President writes moving letter in memory of those who died and stood up against Communist oppression during Poznan Uprising 63 years ago today

Protestors storm the office of the secret police Public domain

The June 1956 events in Poznan were one of those moments in our history that revealed the power of the Poles' spirit of freedom, President Andrzej Duda wrote in a letter to participants in the 63rd anniversary celebrations of the anti-communist protests.

The demonstration broke out on 28 June 1956 in the city's renowned Cegielski engineering plant as the first mass protest against Poland's post-war communist regime. 

Demanding better working conditions, about 100,000 protesters, mainly workers, rallied in the city's downtown section near the local security ministry building, where they were confronted by 400 army tanks and a 10,000-strong force of military and security police units under the Polish-Soviet general Stanislav Poplavsky.

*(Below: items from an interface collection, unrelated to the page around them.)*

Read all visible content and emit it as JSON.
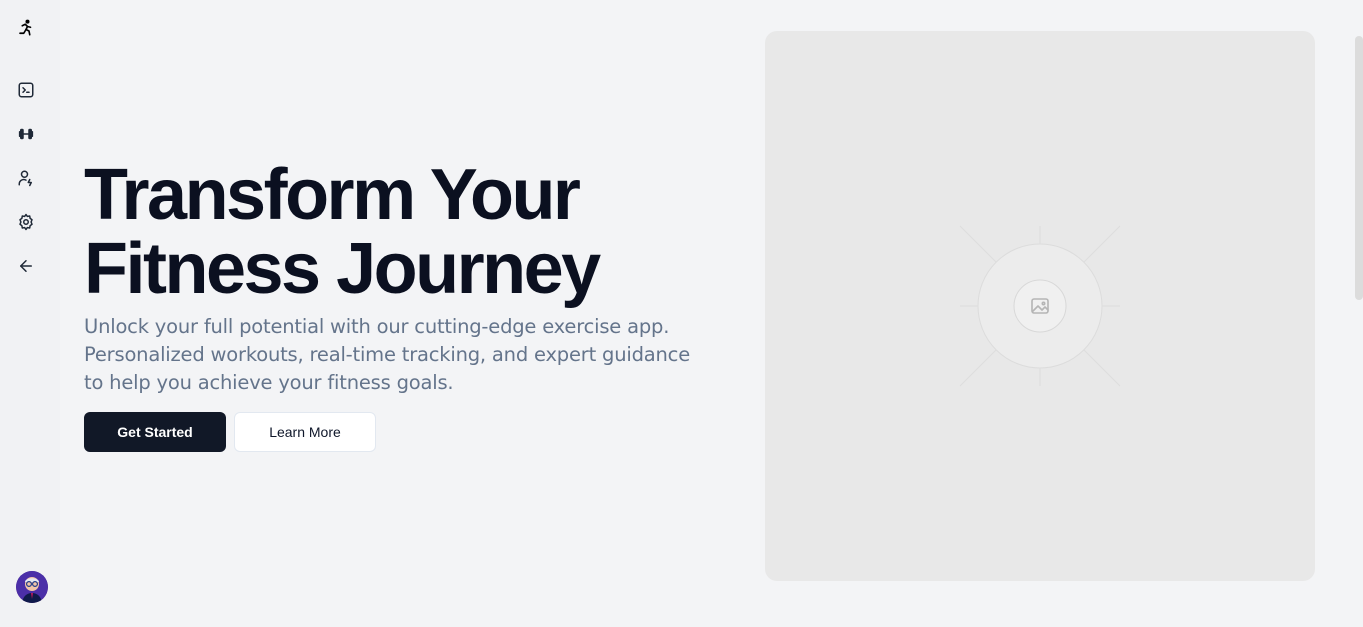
{
  "sidebar": {
    "logo_icon": "running-person-icon",
    "items": [
      {
        "icon": "terminal-icon"
      },
      {
        "icon": "dumbbell-icon"
      },
      {
        "icon": "user-check-icon"
      },
      {
        "icon": "settings-icon"
      },
      {
        "icon": "arrow-left-icon"
      }
    ],
    "avatar_icon": "user-avatar"
  },
  "hero": {
    "title_line1": "Transform Your",
    "title_line2": "Fitness Journey",
    "subtitle": "Unlock your full potential with our cutting-edge exercise app. Personalized workouts, real-time tracking, and expert guidance to help you achieve your fitness goals.",
    "primary_button": "Get Started",
    "secondary_button": "Learn More"
  },
  "image_placeholder": {
    "icon": "image-icon"
  },
  "colors": {
    "background": "#f3f4f6",
    "primary": "#111827",
    "muted_text": "#64748b",
    "placeholder_bg": "#e8e8e8"
  }
}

 The communist authorities cracked down on the protesters with extreme force.PAP

Ordered to suppress the protests at all costs, soldiers and security corps opened fire on the demonstrators, killing 58 people, including a 13-year-old boy, and injuring hundreds. According to some accounts the death toll was much higher and ran to over a hundred.

The Poznan protests were a major step towards the so-called Polish October of that year, which brought the weakening of hardline Stalinism in Poland and the installation of a less Soviet-dependent government.

Locals turned out in their thousands to protest against the despotic regime.PAP

In his letter, Duda said that the Poles' post-World War II hopes for a better life were soon quashed under the country's Soviet-dependent communist regime.

"In 1945, when the nightmare of warfare, crime, destruction, disease and hunger came to an end, European hearts filled with hope for the reconstruction of their homes and countries, for a return to peace, work and a life in dignity. 

Over a hundred people were killed and hundreds sustained injuries.Public domain

“These hopes, although accompanied by serious misgivings, were also shared by those who found themselves in the Soviet 'prison of nations'," the president wrote, observing that it only took a few years for hope to "go up in smoke."

Nine of those involved in the uprising which saw a massacre of the population by security forces, were put on trial. Public domain

Duda recounted that the 1956 events were the first of several freedom struggles in Poland, which ultimately led to the country's regaining of its independence in 1989.

 In a heartfelt message to those who survived the Uprising,the president recalled that the Poles' post-World War II hopes for a better life were soon quashed under the country's Soviet-dependent communist regime.Andrzej Duda/Twitter

"June 28 1956 was the first of several dates which mapped out our path to freedom, a path that led through 1968, 1970, 1976, 1980 and 1981, right up to the new chapter in Polish history which opened in June 1989 (the fall of the communist system - PAP)," Duda wrote.